In 2020 alone, nearly 2,400 state and local governments, health care facilities and schools were victims of ransomware attacks. Additionally, the victims of these attacks paid a total of $350 million in ransom, marking a 300-plus-percent increase from the previous year.

And ransomware is just one kind of cyberthreat posed to infrastructure — one of the country’s most prevalent national security risks and one that should be at the top of priority lists for infrastructure needs. Given the severity of the danger, it was disappointing to see that the Biden administration’s current infrastructure plan falls woefully short in terms of actually securing the infrastructure it proposes to build, a failing that has raised eyebrows.

The Colonial Pipeline attack “is a play that will be run again, and we’re not adequately prepared” warned Sen. Ben Sasse, R-Neb. “If Congress is serious about an infrastructure package, at front and center should be the hardening of these critical sectors — rather than progressive wish lists masquerading as infrastructure.”

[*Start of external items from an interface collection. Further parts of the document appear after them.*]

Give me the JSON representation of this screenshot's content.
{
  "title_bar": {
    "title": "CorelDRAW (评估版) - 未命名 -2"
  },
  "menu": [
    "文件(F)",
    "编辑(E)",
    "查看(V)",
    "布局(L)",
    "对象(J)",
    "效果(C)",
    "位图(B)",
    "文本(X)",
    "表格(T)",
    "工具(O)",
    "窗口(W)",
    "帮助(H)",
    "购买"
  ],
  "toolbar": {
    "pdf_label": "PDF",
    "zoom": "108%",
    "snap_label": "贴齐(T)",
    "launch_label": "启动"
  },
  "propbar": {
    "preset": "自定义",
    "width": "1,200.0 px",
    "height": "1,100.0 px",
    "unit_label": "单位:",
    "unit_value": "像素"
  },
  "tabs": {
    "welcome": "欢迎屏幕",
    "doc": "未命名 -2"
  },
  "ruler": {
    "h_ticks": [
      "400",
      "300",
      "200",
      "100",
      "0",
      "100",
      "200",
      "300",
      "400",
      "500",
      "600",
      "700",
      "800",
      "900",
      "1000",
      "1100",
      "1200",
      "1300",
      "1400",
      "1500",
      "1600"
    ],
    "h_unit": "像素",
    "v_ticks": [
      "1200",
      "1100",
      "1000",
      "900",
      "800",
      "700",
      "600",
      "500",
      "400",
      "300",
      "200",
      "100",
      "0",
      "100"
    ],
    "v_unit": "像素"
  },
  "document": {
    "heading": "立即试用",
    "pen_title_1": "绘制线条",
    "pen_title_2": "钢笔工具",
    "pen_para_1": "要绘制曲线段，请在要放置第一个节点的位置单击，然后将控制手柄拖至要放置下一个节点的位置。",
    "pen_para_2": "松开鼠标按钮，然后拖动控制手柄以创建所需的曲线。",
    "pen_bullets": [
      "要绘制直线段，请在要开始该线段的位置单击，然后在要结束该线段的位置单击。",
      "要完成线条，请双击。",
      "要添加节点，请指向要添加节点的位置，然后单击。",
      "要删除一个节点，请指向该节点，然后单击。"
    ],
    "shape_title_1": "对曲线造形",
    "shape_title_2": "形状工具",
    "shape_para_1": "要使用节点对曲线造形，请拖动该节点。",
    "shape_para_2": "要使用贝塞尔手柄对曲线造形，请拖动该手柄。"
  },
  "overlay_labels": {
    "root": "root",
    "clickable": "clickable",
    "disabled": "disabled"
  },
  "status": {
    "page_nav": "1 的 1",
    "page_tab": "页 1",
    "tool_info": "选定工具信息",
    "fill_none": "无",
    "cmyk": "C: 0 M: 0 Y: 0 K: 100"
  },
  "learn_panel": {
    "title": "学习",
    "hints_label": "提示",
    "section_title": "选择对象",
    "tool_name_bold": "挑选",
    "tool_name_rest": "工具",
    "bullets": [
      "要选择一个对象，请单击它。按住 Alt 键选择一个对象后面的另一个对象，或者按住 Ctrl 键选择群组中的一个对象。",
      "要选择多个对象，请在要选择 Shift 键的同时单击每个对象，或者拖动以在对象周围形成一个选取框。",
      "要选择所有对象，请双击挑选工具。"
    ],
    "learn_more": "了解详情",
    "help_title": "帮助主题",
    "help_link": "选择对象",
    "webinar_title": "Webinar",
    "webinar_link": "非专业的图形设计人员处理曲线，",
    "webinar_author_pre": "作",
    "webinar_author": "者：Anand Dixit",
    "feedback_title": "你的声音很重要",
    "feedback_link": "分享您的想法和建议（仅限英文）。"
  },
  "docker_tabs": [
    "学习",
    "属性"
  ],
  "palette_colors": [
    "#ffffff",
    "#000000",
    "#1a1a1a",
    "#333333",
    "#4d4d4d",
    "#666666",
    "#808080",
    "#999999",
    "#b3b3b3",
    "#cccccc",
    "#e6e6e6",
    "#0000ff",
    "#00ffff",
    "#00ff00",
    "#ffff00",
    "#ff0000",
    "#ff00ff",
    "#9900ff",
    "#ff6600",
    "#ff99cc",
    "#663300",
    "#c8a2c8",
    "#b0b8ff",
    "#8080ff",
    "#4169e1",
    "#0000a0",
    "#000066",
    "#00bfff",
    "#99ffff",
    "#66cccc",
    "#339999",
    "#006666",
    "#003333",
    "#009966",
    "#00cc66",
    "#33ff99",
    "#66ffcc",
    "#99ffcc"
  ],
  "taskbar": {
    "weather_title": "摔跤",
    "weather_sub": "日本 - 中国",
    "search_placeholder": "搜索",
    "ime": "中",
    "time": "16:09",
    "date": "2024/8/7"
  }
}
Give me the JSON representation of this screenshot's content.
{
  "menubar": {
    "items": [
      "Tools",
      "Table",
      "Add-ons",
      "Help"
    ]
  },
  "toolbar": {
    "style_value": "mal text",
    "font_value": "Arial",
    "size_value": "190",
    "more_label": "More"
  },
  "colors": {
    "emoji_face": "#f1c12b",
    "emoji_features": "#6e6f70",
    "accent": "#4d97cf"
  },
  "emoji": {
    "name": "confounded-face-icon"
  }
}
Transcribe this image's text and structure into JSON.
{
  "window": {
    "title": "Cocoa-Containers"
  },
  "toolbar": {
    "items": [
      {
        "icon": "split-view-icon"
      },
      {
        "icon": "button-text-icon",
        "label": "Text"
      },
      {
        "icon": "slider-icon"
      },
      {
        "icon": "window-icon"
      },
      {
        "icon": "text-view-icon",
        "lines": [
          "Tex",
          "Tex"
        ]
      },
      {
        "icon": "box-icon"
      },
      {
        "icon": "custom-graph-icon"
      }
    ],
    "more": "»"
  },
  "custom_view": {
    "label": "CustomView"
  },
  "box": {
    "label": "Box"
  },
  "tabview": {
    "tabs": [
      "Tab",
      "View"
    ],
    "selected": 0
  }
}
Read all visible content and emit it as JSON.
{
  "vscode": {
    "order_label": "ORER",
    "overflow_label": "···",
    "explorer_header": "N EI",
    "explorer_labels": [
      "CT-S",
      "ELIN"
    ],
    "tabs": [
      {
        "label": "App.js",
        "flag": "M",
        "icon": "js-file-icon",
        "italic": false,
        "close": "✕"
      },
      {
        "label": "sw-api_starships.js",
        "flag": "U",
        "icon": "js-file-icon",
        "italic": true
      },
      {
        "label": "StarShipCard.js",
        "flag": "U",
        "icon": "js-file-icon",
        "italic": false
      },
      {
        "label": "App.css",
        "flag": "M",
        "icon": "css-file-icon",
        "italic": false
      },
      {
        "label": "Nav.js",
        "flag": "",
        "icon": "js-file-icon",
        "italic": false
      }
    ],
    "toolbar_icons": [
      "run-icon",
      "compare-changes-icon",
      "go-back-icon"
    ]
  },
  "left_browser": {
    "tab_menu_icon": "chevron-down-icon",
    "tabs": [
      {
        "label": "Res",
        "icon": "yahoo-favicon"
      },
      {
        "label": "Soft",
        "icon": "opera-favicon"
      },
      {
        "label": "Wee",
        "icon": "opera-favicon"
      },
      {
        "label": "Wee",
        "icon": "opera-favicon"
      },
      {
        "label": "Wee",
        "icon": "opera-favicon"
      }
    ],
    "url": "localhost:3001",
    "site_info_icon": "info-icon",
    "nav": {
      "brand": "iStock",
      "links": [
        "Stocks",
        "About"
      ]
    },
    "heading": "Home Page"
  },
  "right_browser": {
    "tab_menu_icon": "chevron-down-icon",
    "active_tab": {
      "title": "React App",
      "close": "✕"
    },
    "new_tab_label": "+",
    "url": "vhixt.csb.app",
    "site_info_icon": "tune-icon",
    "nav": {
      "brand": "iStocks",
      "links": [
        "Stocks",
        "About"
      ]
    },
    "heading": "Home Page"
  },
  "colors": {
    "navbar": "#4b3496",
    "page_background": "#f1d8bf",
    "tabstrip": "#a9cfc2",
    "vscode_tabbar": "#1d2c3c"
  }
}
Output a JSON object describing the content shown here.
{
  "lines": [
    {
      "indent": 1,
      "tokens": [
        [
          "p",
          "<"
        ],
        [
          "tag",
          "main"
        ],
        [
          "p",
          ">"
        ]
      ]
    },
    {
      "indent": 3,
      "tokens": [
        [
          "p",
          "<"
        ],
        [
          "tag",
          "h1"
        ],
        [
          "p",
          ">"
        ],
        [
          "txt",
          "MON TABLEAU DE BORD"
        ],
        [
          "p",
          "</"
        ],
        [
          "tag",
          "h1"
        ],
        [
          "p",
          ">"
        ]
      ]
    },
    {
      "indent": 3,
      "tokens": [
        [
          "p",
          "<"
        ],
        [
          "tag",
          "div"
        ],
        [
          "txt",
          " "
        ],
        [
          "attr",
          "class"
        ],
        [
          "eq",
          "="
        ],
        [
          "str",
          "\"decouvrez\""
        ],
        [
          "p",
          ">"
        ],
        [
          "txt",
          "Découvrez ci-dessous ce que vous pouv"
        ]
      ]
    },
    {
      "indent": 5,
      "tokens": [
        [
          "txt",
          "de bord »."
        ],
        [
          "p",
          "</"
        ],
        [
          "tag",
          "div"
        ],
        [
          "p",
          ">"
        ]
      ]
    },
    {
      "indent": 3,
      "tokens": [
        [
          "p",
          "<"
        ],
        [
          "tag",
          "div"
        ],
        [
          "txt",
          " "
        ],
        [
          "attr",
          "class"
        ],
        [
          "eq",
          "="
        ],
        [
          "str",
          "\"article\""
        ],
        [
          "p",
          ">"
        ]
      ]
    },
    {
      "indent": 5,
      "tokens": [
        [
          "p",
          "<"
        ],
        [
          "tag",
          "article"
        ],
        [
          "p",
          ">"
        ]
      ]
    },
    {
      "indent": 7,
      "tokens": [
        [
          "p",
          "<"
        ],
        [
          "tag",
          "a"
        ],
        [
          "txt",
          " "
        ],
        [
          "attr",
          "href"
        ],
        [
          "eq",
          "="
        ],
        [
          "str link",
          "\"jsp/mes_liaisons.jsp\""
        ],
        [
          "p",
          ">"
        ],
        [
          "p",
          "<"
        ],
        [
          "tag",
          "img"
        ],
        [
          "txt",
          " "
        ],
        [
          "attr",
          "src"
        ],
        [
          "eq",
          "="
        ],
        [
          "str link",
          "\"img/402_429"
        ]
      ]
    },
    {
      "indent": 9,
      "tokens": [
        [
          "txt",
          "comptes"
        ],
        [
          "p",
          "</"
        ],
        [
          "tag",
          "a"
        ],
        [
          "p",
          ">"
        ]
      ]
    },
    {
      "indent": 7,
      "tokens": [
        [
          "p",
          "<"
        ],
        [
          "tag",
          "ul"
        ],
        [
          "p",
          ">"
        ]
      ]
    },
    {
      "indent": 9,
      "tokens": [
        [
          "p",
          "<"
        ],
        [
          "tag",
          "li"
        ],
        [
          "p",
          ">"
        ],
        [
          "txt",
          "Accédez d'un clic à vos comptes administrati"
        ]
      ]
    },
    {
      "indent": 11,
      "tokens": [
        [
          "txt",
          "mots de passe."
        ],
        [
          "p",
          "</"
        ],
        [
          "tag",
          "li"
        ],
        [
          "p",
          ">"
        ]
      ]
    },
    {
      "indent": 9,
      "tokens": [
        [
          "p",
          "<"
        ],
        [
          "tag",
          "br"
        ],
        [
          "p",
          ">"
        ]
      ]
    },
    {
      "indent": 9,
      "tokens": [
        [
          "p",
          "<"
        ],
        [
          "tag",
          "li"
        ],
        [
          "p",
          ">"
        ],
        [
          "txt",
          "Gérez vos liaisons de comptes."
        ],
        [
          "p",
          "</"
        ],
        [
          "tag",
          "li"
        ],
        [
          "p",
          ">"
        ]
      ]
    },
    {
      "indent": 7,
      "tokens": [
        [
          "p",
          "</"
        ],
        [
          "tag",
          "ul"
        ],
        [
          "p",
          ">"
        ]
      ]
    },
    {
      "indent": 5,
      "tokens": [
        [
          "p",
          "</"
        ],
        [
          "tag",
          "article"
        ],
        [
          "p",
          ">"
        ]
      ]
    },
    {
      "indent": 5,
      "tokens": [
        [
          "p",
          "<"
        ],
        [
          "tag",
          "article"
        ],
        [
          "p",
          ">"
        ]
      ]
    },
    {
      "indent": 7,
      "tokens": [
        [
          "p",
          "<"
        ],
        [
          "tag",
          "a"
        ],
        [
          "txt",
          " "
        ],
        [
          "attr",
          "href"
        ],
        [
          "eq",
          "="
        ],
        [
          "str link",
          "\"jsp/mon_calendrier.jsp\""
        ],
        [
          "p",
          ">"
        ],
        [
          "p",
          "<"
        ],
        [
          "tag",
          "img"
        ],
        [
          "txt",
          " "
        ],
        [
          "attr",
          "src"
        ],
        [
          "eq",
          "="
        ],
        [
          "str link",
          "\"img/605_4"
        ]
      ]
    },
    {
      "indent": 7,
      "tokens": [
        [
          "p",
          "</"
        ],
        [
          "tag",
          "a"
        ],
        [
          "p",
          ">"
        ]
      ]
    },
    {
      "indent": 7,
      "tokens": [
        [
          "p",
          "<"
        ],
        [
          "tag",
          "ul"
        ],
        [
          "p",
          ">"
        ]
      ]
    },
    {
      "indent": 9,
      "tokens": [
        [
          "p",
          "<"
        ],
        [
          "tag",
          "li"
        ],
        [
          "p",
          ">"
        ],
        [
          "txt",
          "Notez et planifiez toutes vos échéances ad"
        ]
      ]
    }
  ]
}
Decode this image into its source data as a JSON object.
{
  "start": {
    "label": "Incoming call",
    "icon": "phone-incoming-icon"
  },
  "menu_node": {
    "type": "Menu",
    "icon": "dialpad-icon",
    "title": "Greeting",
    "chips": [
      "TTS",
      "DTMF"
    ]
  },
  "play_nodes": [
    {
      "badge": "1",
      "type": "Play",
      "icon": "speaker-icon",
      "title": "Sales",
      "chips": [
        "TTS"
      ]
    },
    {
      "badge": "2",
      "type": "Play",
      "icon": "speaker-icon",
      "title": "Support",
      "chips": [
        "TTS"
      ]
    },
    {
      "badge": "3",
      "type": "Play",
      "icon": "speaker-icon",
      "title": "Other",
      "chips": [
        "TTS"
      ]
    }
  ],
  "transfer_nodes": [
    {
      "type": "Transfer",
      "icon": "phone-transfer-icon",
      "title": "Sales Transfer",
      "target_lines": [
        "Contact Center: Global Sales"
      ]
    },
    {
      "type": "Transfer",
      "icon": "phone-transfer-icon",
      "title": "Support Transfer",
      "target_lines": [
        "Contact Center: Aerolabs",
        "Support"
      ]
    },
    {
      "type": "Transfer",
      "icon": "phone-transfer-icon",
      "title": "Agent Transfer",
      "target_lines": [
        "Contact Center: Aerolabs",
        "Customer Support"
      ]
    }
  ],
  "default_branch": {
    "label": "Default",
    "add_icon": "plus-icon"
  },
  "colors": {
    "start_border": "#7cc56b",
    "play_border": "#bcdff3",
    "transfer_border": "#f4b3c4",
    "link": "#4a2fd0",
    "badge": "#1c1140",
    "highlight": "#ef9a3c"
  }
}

America’s critical infrastructure as traditionally defined and historically…